Those who are looking to add a furry companion to the family and are leaning toward a dog may have questions as to whether there are certain breeds that are a better fit for family life with children in the home. Breed alone does not dictate a dog’s demeanor. Every dog is unique, and how a puppy spent its formative months can be just as influential on the dog’s behavior as its breed.
There are some breeds that are thought of as family dogs because they are patient, calm and not easily provoked. But no dog is perfect, and it often takes working together as a family to develop a sense of trust and a routine that is comfortable for all.
Here is information on some of the more popular breeds of dog.
* Labrador retriever: Labrador retrievers are one of the more popular dog breeds, especially among families. Although it is thought to be a placid dog, a Lab is a member of the working class of canines and will need to be well exercised so the dog behaves well. Otherwise, the dog may be too boisterous and mischievous inside the home.
* Golden retriever: Golden retrievers are another type of retriever that are popular among families. They were originally bred to hunt and retrieve birds. They’re often eager to learn and serve and can become a dedicated family member if well exercised.
* Keeshond: This medium-sized breed is a fluffy ball of fur. Keeshonds learn tricks well and are easily trained. They love to play and can follow along in the antics of children quite well. Keeshonds will alert their owners to visitors but aren’t overly protective of their surroundings.
* Collie: Ever since “Lassie” warmed the hearts of viewers, collies have been viewed as loyal family dogs. Collies were bred for working, but they will eagerly herd children as well as livestock. Collies are generally gentle but active.
* Standard poodle: Although poodles may be viewed as “froo-froo” dogs thanks to their traditional grooming style and their stereotype of being a Parisian pet, poodles are also working dogs that are very intelligent and can be easily trained. Affectionate and patient, they often make great dogs for families.
* Gentle giants: Newfoundlands and Bernese Mountain Dogs are two larger breeds that tend to be docile, behaving like big teddy bears. These breeds are usually very stable and easily trained, but they may need a little encouragement to be active.
* Cairn terrier: An active small breed, the Cairn is a tough little cookie.
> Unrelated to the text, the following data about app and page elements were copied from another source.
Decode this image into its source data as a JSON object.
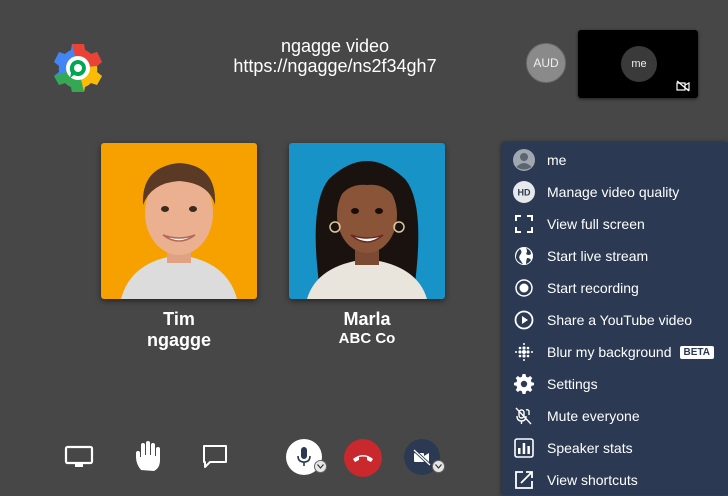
{
  "header": {
    "title": "ngagge video",
    "url": "https://ngagge/ns2f34gh7"
  },
  "participants_bar": {
    "aud_avatar": "AUD",
    "self_avatar": "me",
    "self_camera_icon": "camera-off-icon"
  },
  "participants": [
    {
      "name": "Tim",
      "subtitle": "ngagge",
      "tile_color": "#f7a100"
    },
    {
      "name": "Marla",
      "subtitle": "ABC Co",
      "tile_color": "#1793c7"
    }
  ],
  "menu": {
    "background": "#2b3a52",
    "items": [
      {
        "label": "me",
        "icon": "user-avatar-icon"
      },
      {
        "label": "Manage video quality",
        "icon": "hd-icon"
      },
      {
        "label": "View full screen",
        "icon": "fullscreen-icon"
      },
      {
        "label": "Start live stream",
        "icon": "globe-icon"
      },
      {
        "label": "Start recording",
        "icon": "record-icon"
      },
      {
        "label": "Share a YouTube video",
        "icon": "play-icon"
      },
      {
        "label": "Blur my background",
        "icon": "blur-icon",
        "badge": "BETA"
      },
      {
        "label": "Settings",
        "icon": "gear-icon"
      },
      {
        "label": "Mute everyone",
        "icon": "mute-all-icon"
      },
      {
        "label": "Speaker stats",
        "icon": "stats-icon"
      },
      {
        "label": "View shortcuts",
        "icon": "shortcuts-icon"
      }
    ]
  },
  "toolbar": {
    "buttons": [
      "screen-share-icon",
      "raise-hand-icon",
      "chat-icon",
      "microphone-icon",
      "hangup-icon",
      "camera-off-icon"
    ],
    "hangup_color": "#c9282d"
  }
}
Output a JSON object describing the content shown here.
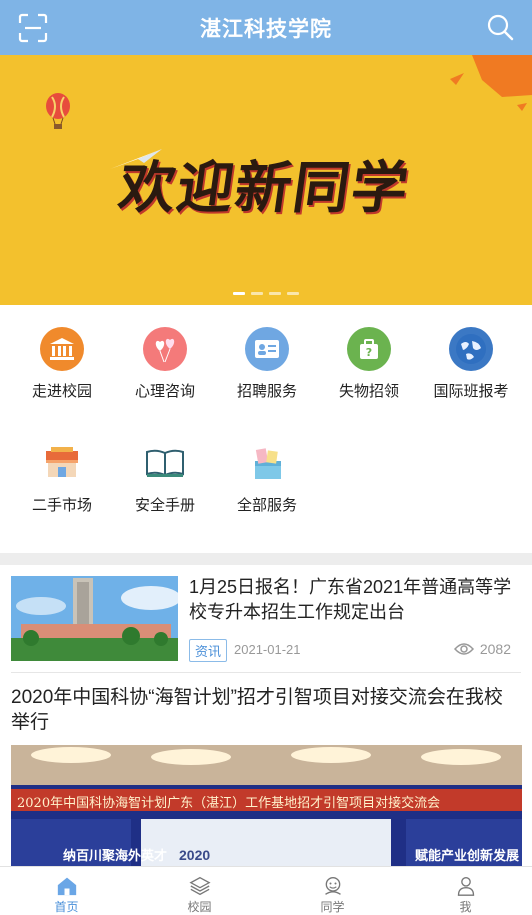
{
  "header": {
    "title": "湛江科技学院",
    "scan_icon": "scan-icon",
    "search_icon": "search-icon",
    "bg_color": "#7fb4e6"
  },
  "banner": {
    "text": "欢迎新同学",
    "slides": 4,
    "active_slide": 1,
    "bg_color": "#f3c12d"
  },
  "services": [
    {
      "label": "走进校园",
      "icon": "campus-building-icon",
      "color": "#f08a2c"
    },
    {
      "label": "心理咨询",
      "icon": "hearts-balloon-icon",
      "color": "#f47a7a"
    },
    {
      "label": "招聘服务",
      "icon": "recruit-id-card-icon",
      "color": "#6fa7e2"
    },
    {
      "label": "失物招领",
      "icon": "lost-found-icon",
      "color": "#6bb34f"
    },
    {
      "label": "国际班报考",
      "icon": "globe-icon",
      "color": "#3b78c4"
    },
    {
      "label": "二手市场",
      "icon": "market-stall-icon",
      "color": "#e86b3a"
    },
    {
      "label": "安全手册",
      "icon": "book-icon",
      "color": "#3a8a7a"
    },
    {
      "label": "全部服务",
      "icon": "gift-box-icon",
      "color": "#7ec8e8"
    }
  ],
  "news": [
    {
      "title": "1月25日报名！广东省2021年普通高等学校专升本招生工作规定出台",
      "tag": "资讯",
      "date": "2021-01-21",
      "views": "2082"
    },
    {
      "title": "2020年中国科协“海智计划”招才引智项目对接交流会在我校举行",
      "photo_banner_text": "2020年中国科协海智计划广东（湛江）工作基地招才引智项目对接交流会",
      "photo_left_text": "纳百川聚海外英才",
      "photo_right_text": "赋能产业创新发展",
      "photo_screen_year": "2020"
    }
  ],
  "tabbar": [
    {
      "label": "首页",
      "icon": "home-icon",
      "active": true
    },
    {
      "label": "校园",
      "icon": "layers-icon",
      "active": false
    },
    {
      "label": "同学",
      "icon": "classmates-icon",
      "active": false
    },
    {
      "label": "我",
      "icon": "user-icon",
      "active": false
    }
  ]
}
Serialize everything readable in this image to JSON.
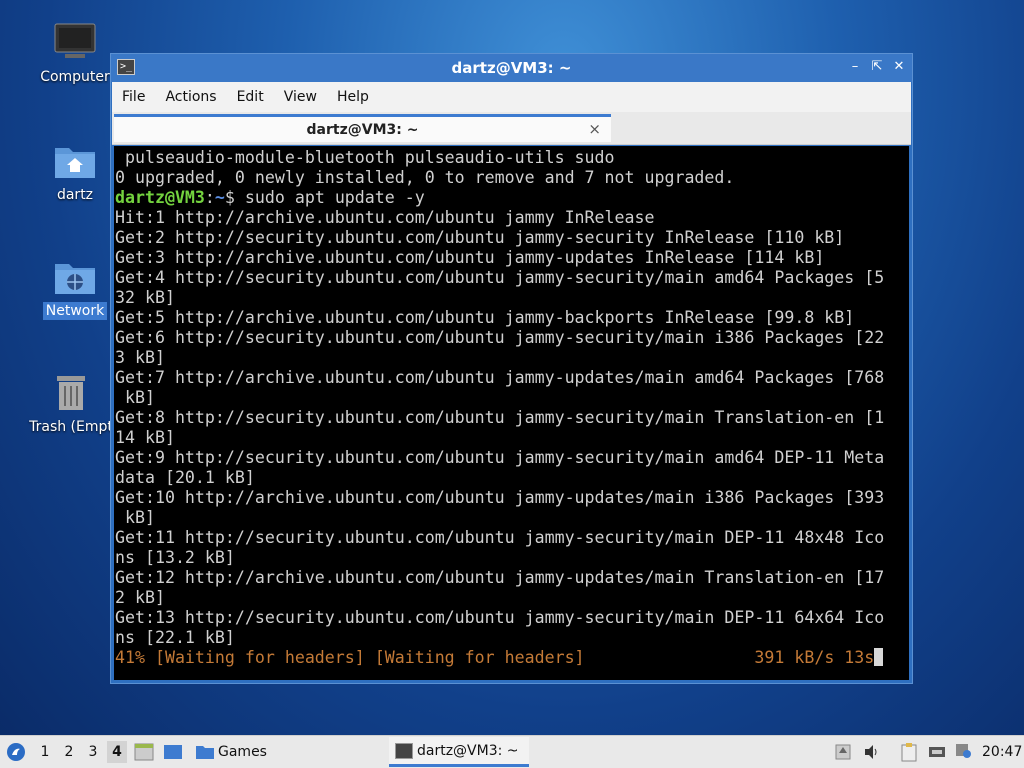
{
  "desktop": {
    "icons": [
      {
        "label": "Computer"
      },
      {
        "label": "dartz"
      },
      {
        "label": "Network"
      },
      {
        "label": "Trash (Empt"
      }
    ]
  },
  "window": {
    "title": "dartz@VM3: ~",
    "menu": [
      "File",
      "Actions",
      "Edit",
      "View",
      "Help"
    ],
    "tab_label": "dartz@VM3: ~",
    "tab_close": "×"
  },
  "terminal": {
    "lines": [
      " pulseaudio-module-bluetooth pulseaudio-utils sudo",
      "0 upgraded, 0 newly installed, 0 to remove and 7 not upgraded.",
      "Hit:1 http://archive.ubuntu.com/ubuntu jammy InRelease",
      "Get:2 http://security.ubuntu.com/ubuntu jammy-security InRelease [110 kB]",
      "Get:3 http://archive.ubuntu.com/ubuntu jammy-updates InRelease [114 kB]",
      "Get:4 http://security.ubuntu.com/ubuntu jammy-security/main amd64 Packages [5",
      "32 kB]",
      "Get:5 http://archive.ubuntu.com/ubuntu jammy-backports InRelease [99.8 kB]",
      "Get:6 http://security.ubuntu.com/ubuntu jammy-security/main i386 Packages [22",
      "3 kB]",
      "Get:7 http://archive.ubuntu.com/ubuntu jammy-updates/main amd64 Packages [768",
      " kB]",
      "Get:8 http://security.ubuntu.com/ubuntu jammy-security/main Translation-en [1",
      "14 kB]",
      "Get:9 http://security.ubuntu.com/ubuntu jammy-security/main amd64 DEP-11 Meta",
      "data [20.1 kB]",
      "Get:10 http://archive.ubuntu.com/ubuntu jammy-updates/main i386 Packages [393",
      " kB]",
      "Get:11 http://security.ubuntu.com/ubuntu jammy-security/main DEP-11 48x48 Ico",
      "ns [13.2 kB]",
      "Get:12 http://archive.ubuntu.com/ubuntu jammy-updates/main Translation-en [17",
      "2 kB]",
      "Get:13 http://security.ubuntu.com/ubuntu jammy-security/main DEP-11 64x64 Ico",
      "ns [22.1 kB]"
    ],
    "prompt_user": "dartz@VM3",
    "prompt_sep": ":",
    "prompt_path": "~",
    "prompt_symbol": "$ ",
    "command": "sudo apt update -y",
    "progress_text": "41% [Waiting for headers] [Waiting for headers]",
    "progress_pad": "                 ",
    "speed_text": "391 kB/s 13s"
  },
  "taskbar": {
    "workspaces": [
      "1",
      "2",
      "3",
      "4"
    ],
    "active_workspace": "4",
    "games_label": "Games",
    "task_label": "dartz@VM3: ~",
    "clock": "20:47"
  },
  "colors": {
    "accent": "#3d7bd0",
    "prompt_user": "#74d33f",
    "prompt_path": "#5b8fe5",
    "progress": "#c47a37"
  },
  "icons": [
    "computer-icon",
    "home-folder-icon",
    "network-folder-icon",
    "trash-icon",
    "terminal-icon",
    "start-menu-icon",
    "file-manager-icon",
    "folder-icon",
    "volume-icon",
    "clipboard-icon",
    "network-status-icon",
    "update-notifier-icon"
  ]
}
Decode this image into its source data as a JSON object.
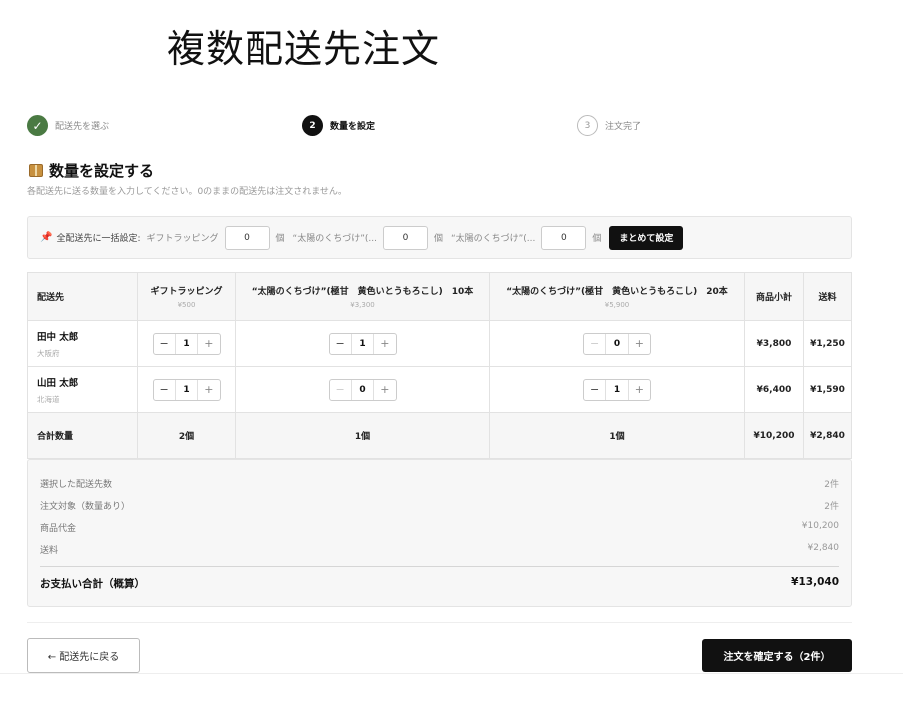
{
  "page_title": "複数配送先注文",
  "steps": [
    {
      "marker": "✓",
      "label": "配送先を選ぶ"
    },
    {
      "marker": "2",
      "label": "数量を設定"
    },
    {
      "marker": "3",
      "label": "注文完了"
    }
  ],
  "section": {
    "title": "数量を設定する",
    "subtitle": "各配送先に送る数量を入力してください。0のままの配送先は注文されません。"
  },
  "bulk": {
    "pin_icon": "📌",
    "label": "全配送先に一括設定:",
    "items": [
      {
        "label": "ギフトラッピング",
        "value": "0",
        "unit": "個"
      },
      {
        "label": "“太陽のくちづけ”(...",
        "value": "0",
        "unit": "個"
      },
      {
        "label": "“太陽のくちづけ”(...",
        "value": "0",
        "unit": "個"
      }
    ],
    "button": "まとめて設定"
  },
  "table": {
    "headers": {
      "destination": "配送先",
      "products": [
        {
          "name": "ギフトラッピング",
          "price": "¥500"
        },
        {
          "name": "“太陽のくちづけ”(極甘　黄色いとうもろこし)　10本",
          "price": "¥3,300"
        },
        {
          "name": "“太陽のくちづけ”(極甘　黄色いとうもろこし)　20本",
          "price": "¥5,900"
        }
      ],
      "subtotal": "商品小計",
      "shipping": "送料"
    },
    "rows": [
      {
        "name": "田中 太郎",
        "pref": "大阪府",
        "qty": [
          "1",
          "1",
          "0"
        ],
        "subtotal": "¥3,800",
        "shipping": "¥1,250"
      },
      {
        "name": "山田 太郎",
        "pref": "北海道",
        "qty": [
          "1",
          "0",
          "1"
        ],
        "subtotal": "¥6,400",
        "shipping": "¥1,590"
      }
    ],
    "total": {
      "label": "合計数量",
      "qty": [
        "2個",
        "1個",
        "1個"
      ],
      "subtotal": "¥10,200",
      "shipping": "¥2,840"
    }
  },
  "summary": {
    "rows": [
      {
        "label": "選択した配送先数",
        "value": "2件"
      },
      {
        "label": "注文対象（数量あり）",
        "value": "2件"
      },
      {
        "label": "商品代金",
        "value": "¥10,200"
      },
      {
        "label": "送料",
        "value": "¥2,840"
      }
    ],
    "total_label": "お支払い合計（概算）",
    "total_value": "¥13,040"
  },
  "buttons": {
    "back": "← 配送先に戻る",
    "confirm": "注文を確定する（2件）"
  },
  "stepper_symbols": {
    "minus": "−",
    "plus": "+"
  },
  "colors": {
    "step_done": "#4a7a43",
    "primary": "#111111"
  }
}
The dog will have the energy to keep up with children, but it may be better in homes with older children because of the Cairn’s diminutive size and the risk of rough handling.
* Pug: This dog is generally affectionate, loveable and even-tempered. Pugs love being part of the family and can be playful companions. They also love to nap on your lap; just be prepared for a little snoring.
* Staffordshire bull terrier: Despite the perception of these dogs as being “fighting dogs,” historically they are loyal family dogs. When well trained and raised correctly, including proper socialization, bull terriers are not typically aggressive. However, it is important to note that they are a dominant breed and do well in single-dog households. They may become dog-aggressive.
Many dogs can become well-mannered members of a family. To increase the chances of getting a stable, balanced dog of good temperament, select one that comes from a quality breeder or a respected animal shelter and socialize the dog as early as possible.